Data supplied section start
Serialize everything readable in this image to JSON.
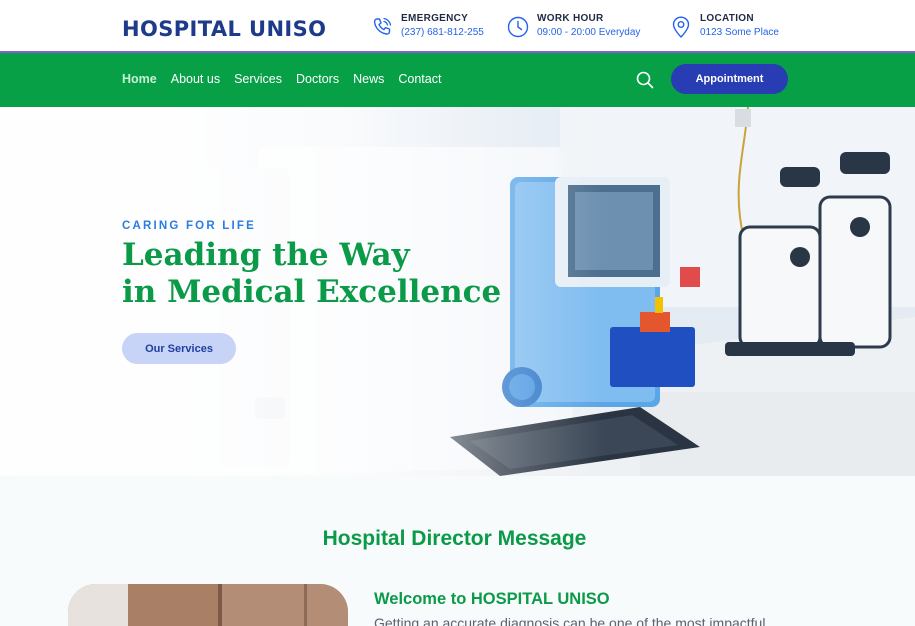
{
  "brand": {
    "name": "HOSPITAL UNISO"
  },
  "contact_info": [
    {
      "icon": "phone-icon",
      "label": "EMERGENCY",
      "value": "(237) 681-812-255"
    },
    {
      "icon": "clock-icon",
      "label": "WORK HOUR",
      "value": "09:00 - 20:00 Everyday"
    },
    {
      "icon": "location-pin-icon",
      "label": "LOCATION",
      "value": "0123 Some Place"
    }
  ],
  "nav": {
    "items": [
      {
        "label": "Home",
        "active": true
      },
      {
        "label": "About us",
        "active": false
      },
      {
        "label": "Services",
        "active": false
      },
      {
        "label": "Doctors",
        "active": false
      },
      {
        "label": "News",
        "active": false
      },
      {
        "label": "Contact",
        "active": false
      }
    ],
    "appointment_label": "Appointment"
  },
  "hero": {
    "eyebrow": "CARING FOR LIFE",
    "headline_line1": "Leading the Way",
    "headline_line2": "in Medical Excellence",
    "cta_label": "Our Services"
  },
  "director": {
    "section_title": "Hospital Director Message",
    "welcome": "Welcome to HOSPITAL UNISO",
    "intro": "Getting an accurate diagnosis can be one of the most impactful"
  },
  "colors": {
    "brand_navy": "#1e3a8a",
    "nav_green": "#07a047",
    "heading_green": "#0a9a48",
    "accent_blue": "#2563eb",
    "appointment_button": "#283cb4",
    "services_button": "#c7d3f7"
  }
}
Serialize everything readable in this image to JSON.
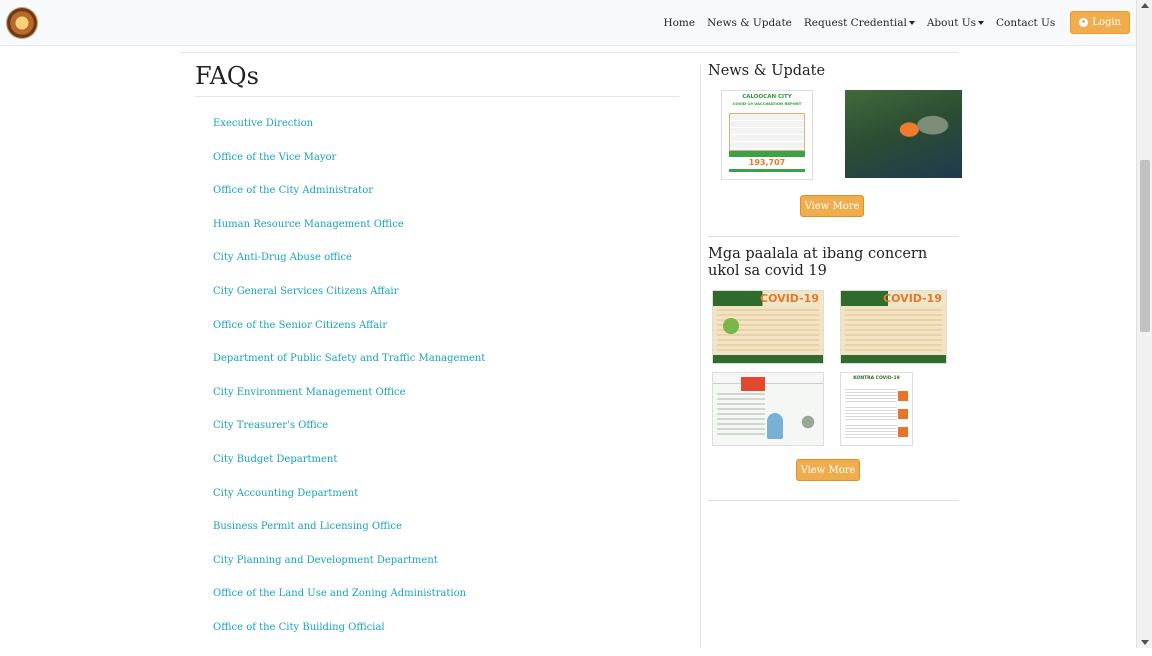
{
  "nav": {
    "items": [
      {
        "label": "Home",
        "dropdown": false
      },
      {
        "label": "News & Update",
        "dropdown": false
      },
      {
        "label": "Request Credential",
        "dropdown": true
      },
      {
        "label": "About Us",
        "dropdown": true
      },
      {
        "label": "Contact Us",
        "dropdown": false
      }
    ],
    "login_label": "Login",
    "accent": "#f0ad4e"
  },
  "faq": {
    "title": "FAQs",
    "items": [
      "Executive Direction",
      "Office of the Vice Mayor",
      "Office of the City Administrator",
      "Human Resource Management Office",
      "City Anti-Drug Abuse office",
      "City General Services Citizens Affair",
      "Office of the Senior Citizens Affair",
      "Department of Public Safety and Traffic Management",
      "City Environment Management Office",
      "City Treasurer's Office",
      "City Budget Department",
      "City Accounting Department",
      "Business Permit and Licensing Office",
      "City Planning and Development Department",
      "Office of the Land Use and Zoning Administration",
      "Office of the City Building Official"
    ],
    "link_color": "#17a2b8"
  },
  "news": {
    "title": "News & Update",
    "view_more": "View More",
    "vaccine_card": {
      "title": "CALOOCAN CITY",
      "subtitle": "COVID-19 VACCINATION REPORT",
      "total": "193,707"
    }
  },
  "reminders": {
    "title": "Mga paalala at ibang concern ukol sa covid 19",
    "view_more": "View More",
    "posters": {
      "covid_title": "COVID-19",
      "kontra_title": "KONTRA COVID-19"
    }
  }
}
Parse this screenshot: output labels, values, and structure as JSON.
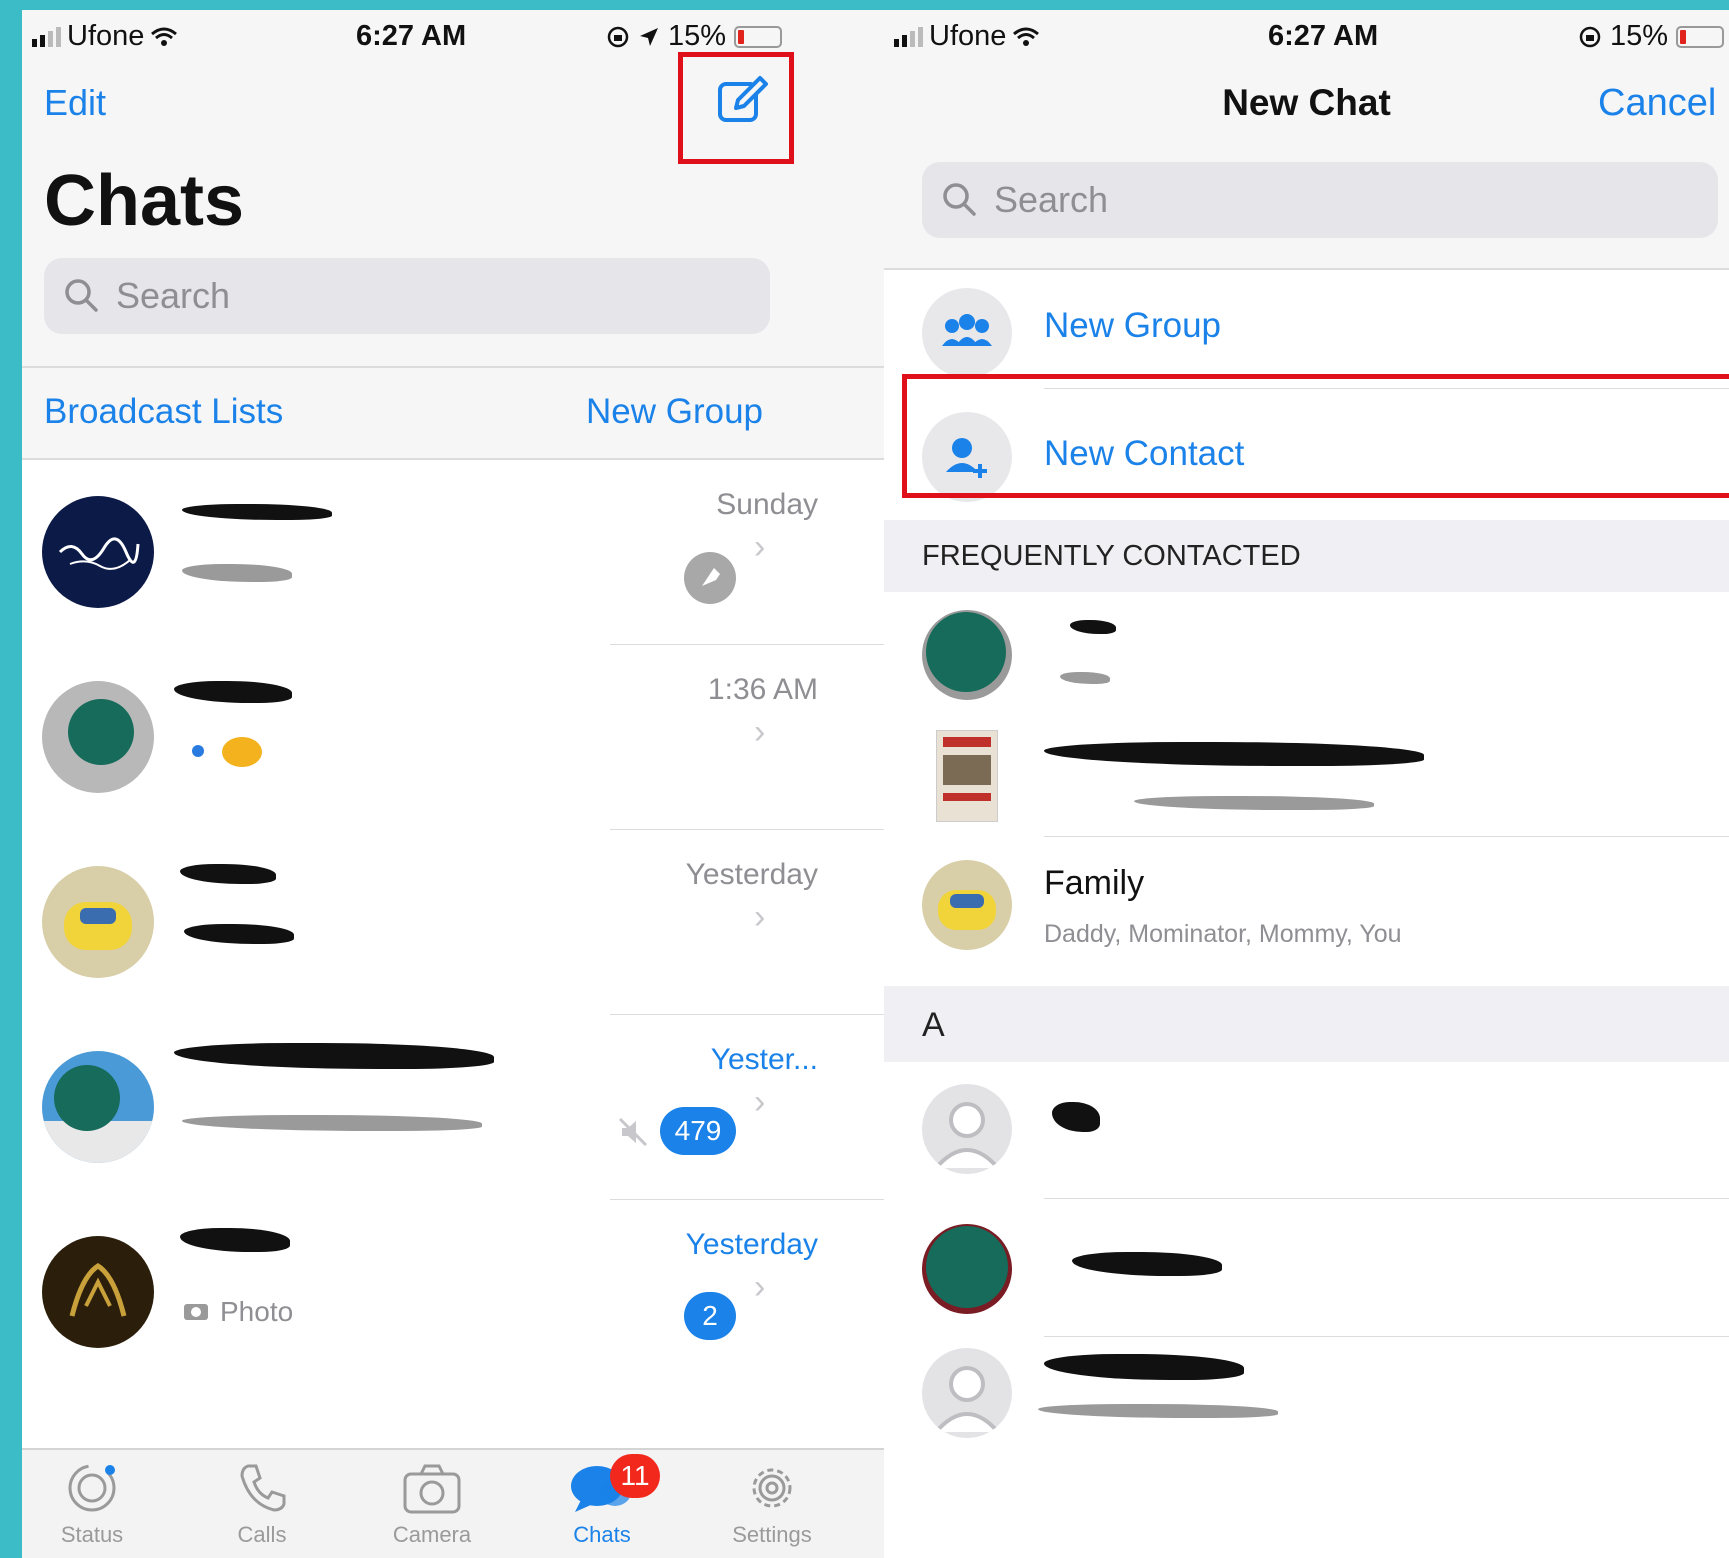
{
  "left": {
    "status": {
      "carrier": "Ufone",
      "time": "6:27 AM",
      "battery": "15%"
    },
    "nav": {
      "edit": "Edit"
    },
    "title": "Chats",
    "search_placeholder": "Search",
    "links": {
      "broadcast": "Broadcast Lists",
      "new_group": "New Group"
    },
    "chats": [
      {
        "time": "Sunday"
      },
      {
        "time": "1:36 AM"
      },
      {
        "time": "Yesterday"
      },
      {
        "time": "Yester...",
        "unread": "479"
      },
      {
        "time": "Yesterday",
        "unread": "2",
        "preview": "Photo"
      }
    ],
    "tabs": [
      {
        "label": "Status"
      },
      {
        "label": "Calls"
      },
      {
        "label": "Camera"
      },
      {
        "label": "Chats",
        "badge": "11"
      },
      {
        "label": "Settings"
      }
    ]
  },
  "right": {
    "status": {
      "carrier": "Ufone",
      "time": "6:27 AM",
      "battery": "15%"
    },
    "nav": {
      "title": "New Chat",
      "cancel": "Cancel"
    },
    "search_placeholder": "Search",
    "actions": {
      "new_group": "New Group",
      "new_contact": "New Contact"
    },
    "section_frequent": "FREQUENTLY CONTACTED",
    "family": {
      "name": "Family",
      "members": "Daddy, Mominator, Mommy, You"
    },
    "section_a": "A"
  },
  "colors": {
    "accent": "#1a82e8",
    "badge": "#f2281d",
    "highlight": "#e0101a",
    "frame": "#3cbcc7"
  }
}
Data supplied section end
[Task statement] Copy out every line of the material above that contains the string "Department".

[Output of the exercise]
      "Department of Public Safety and Traffic Management",
      "City Budget Department",
      "City Accounting Department",
      "City Planning and Development Department",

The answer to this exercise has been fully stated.